I had a chance to smell this fragrance on Romy while it was still in the pre-production phase about a year ago, and I knew that something good is brewing! I’m absolutely thrilled with Sonar!

Completely different tuberose – bright, solar, uplifting, refreshing and very interesting! The more I wear it, the more I like it: “a little party never hurt nobody – come and dive into the strobe light and fume of the night!

27_87 is also introducing small changes in packaging and collections labeling: 87 ml bottles and creative approach remain.

Bonus: From Sweden, With Love


is a new perfume brand founded by Janne Rainer Vuorenmaa from Sweden. Janne speaks with almost palpable passion about three perfumes to start the line with Beach Bizzare, Cabaret Nocturne (previously Pensao Amor), and Thousand Lakes, signed by Patrice Revillard, Cecile Zarokian, and Marie Schnirer.

Janne, you are ready to go!

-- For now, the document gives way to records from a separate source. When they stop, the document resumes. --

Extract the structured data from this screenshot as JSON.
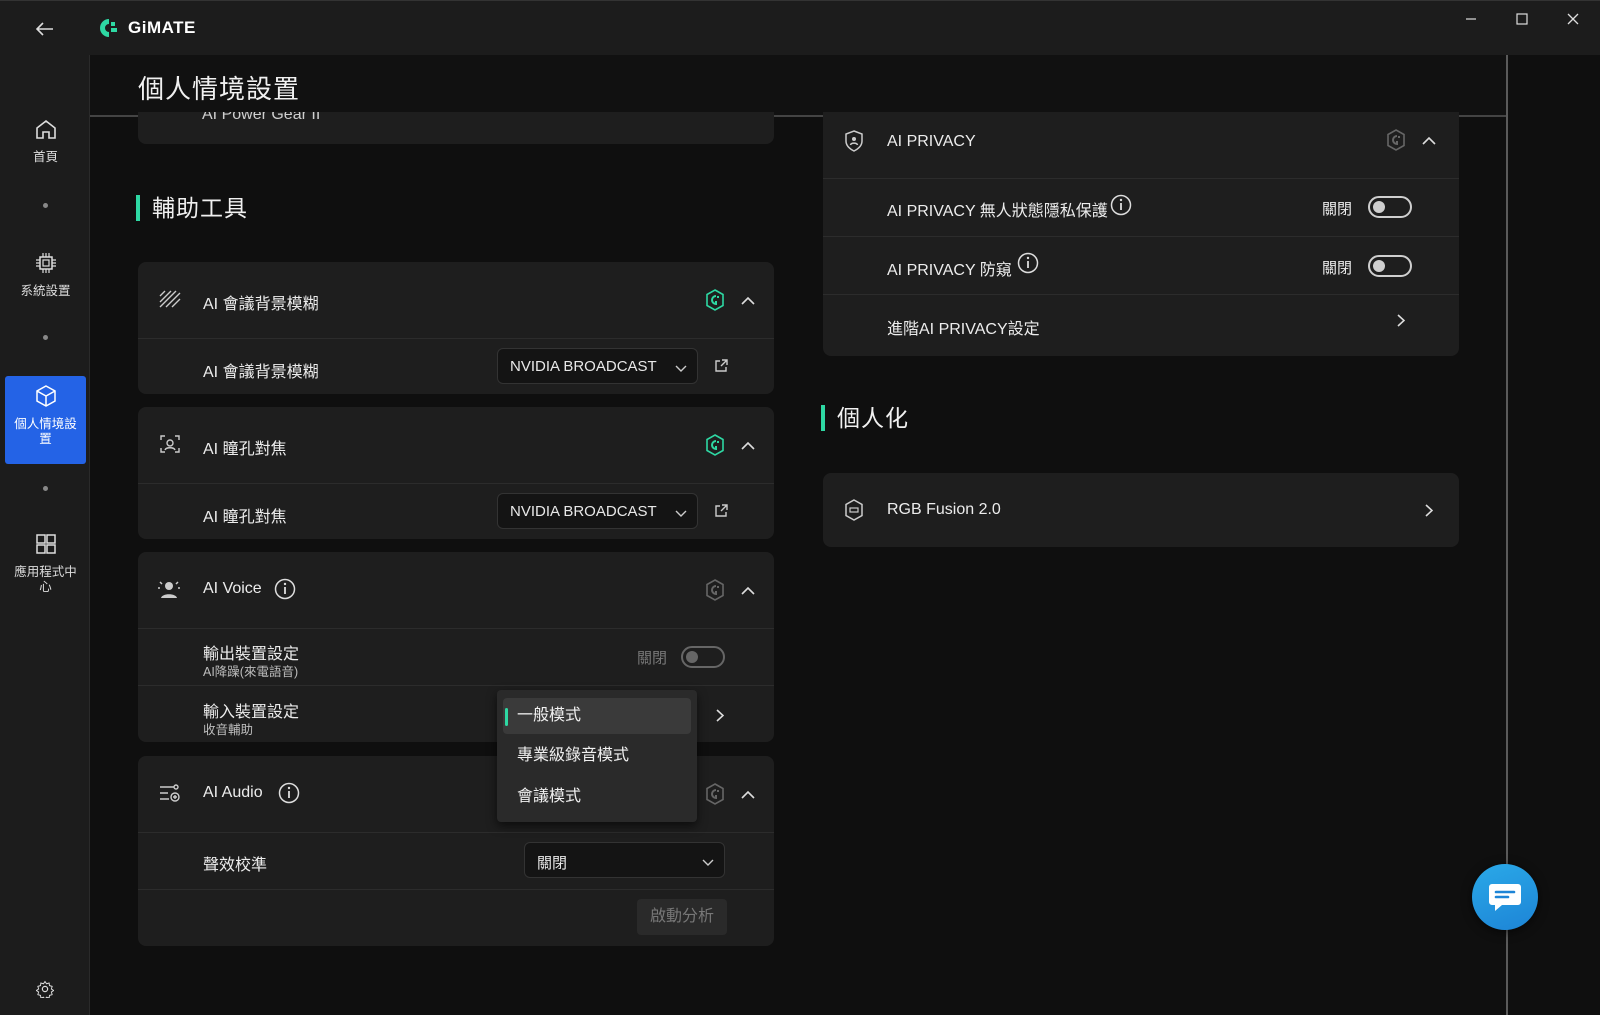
{
  "app": {
    "name": "GiMATE"
  },
  "page": {
    "title": "個人情境設置"
  },
  "sidebar": {
    "items": [
      {
        "label": "首頁",
        "icon": "home-icon"
      },
      {
        "label": "系統設置",
        "icon": "chip-icon"
      },
      {
        "label": "個人情境設置",
        "icon": "cube-icon",
        "active": true
      },
      {
        "label": "應用程式中心",
        "icon": "apps-grid-icon"
      }
    ]
  },
  "left": {
    "truncated_item": "AI Power Gear II",
    "section_title": "輔助工具",
    "blur_card": {
      "title": "AI 會議背景模糊",
      "row_label": "AI 會議背景模糊",
      "select_value": "NVIDIA BROADCAST"
    },
    "eye_card": {
      "title": "AI 瞳孔對焦",
      "row_label": "AI 瞳孔對焦",
      "select_value": "NVIDIA BROADCAST"
    },
    "voice_card": {
      "title": "AI Voice",
      "output_label": "輸出裝置設定",
      "output_sub": "AI降躁(來電語音)",
      "output_state": "關閉",
      "input_label": "輸入裝置設定",
      "input_sub": "收音輔助"
    },
    "audio_card": {
      "title": "AI Audio",
      "row_label": "聲效校準",
      "select_value": "關閉",
      "analyze_button": "啟動分析"
    },
    "dropdown": {
      "options": [
        "一般模式",
        "專業級錄音模式",
        "會議模式"
      ],
      "selected": "一般模式"
    }
  },
  "right": {
    "privacy_card": {
      "title": "AI PRIVACY",
      "rows": [
        {
          "label": "AI PRIVACY 無人狀態隱私保護",
          "state": "關閉"
        },
        {
          "label": "AI PRIVACY 防窺",
          "state": "關閉"
        }
      ],
      "advanced_link": "進階AI PRIVACY設定"
    },
    "section_title": "個人化",
    "rgb_card": {
      "title": "RGB Fusion 2.0"
    }
  },
  "colors": {
    "accent": "#2ed8a3",
    "active_nav": "#2463e6",
    "chat": "#1d84d6"
  }
}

I sat there in Florence, all ears, listening to him talk about Thousand Lakes with sparkle and haze of times lost and long gone in his eyes, reminiscing about his childhood memory encapsulated in this dark, broody, and a very intriguing perfume revoking Finnish forests, a dark lake, and sauna rituals.

Past and present mix like blurry dreams and sharp reality, memories are translated into pensive olfactory stories, reminding us that we are mere – visitors.

V/siteur is arriving soon!

Not Perfumes

“Demanding full freedom to create olfactory art, without any restrictions on the use of ingredients apart from the ethical rules I set for myself while maintaining total honesty and integrity, I created NOT perfumes.

Very concentrated, radically honest artisan Extracts that come from Sweden with a warning. Yet, some crazy people like me offer their skin to them! The pleasure is mine.

Johanna Venables tolerates no-nonsense: her perfume descriptions on the website start with “Marketing Nonsense” texts, and fragrances are made in limited edition batches, depending on her access to raw materials. Fair and honest niche, at its best.

Just like SOMA: now sold out, might be in production sometime again. I wish it would because this enchanted gardenia left me drooling, and if you know me better you’d know that this doesn’t happen often.

Looking forward to exploring further this brand!

Zucker kommt zu letzt: The Wild Bunch!

I’m immensely grateful for this opportunity to meet, talk to, discuss perfumes, sniff each other, laugh and cry over perfumes with beautiful people of Pitti!

Not everyone I’ve met is on this photo but you can get the feeling from just looking at those smiles!

Now I can take my time and focus on further testing, wearing, sniffing and writing: I’m happy: Pitti 2019 was a good niche perfumes exhibition.

The Plum Girl

Elena Cvjetkovic

Photos: The Plum Girl, V/siteur, Not, 27_87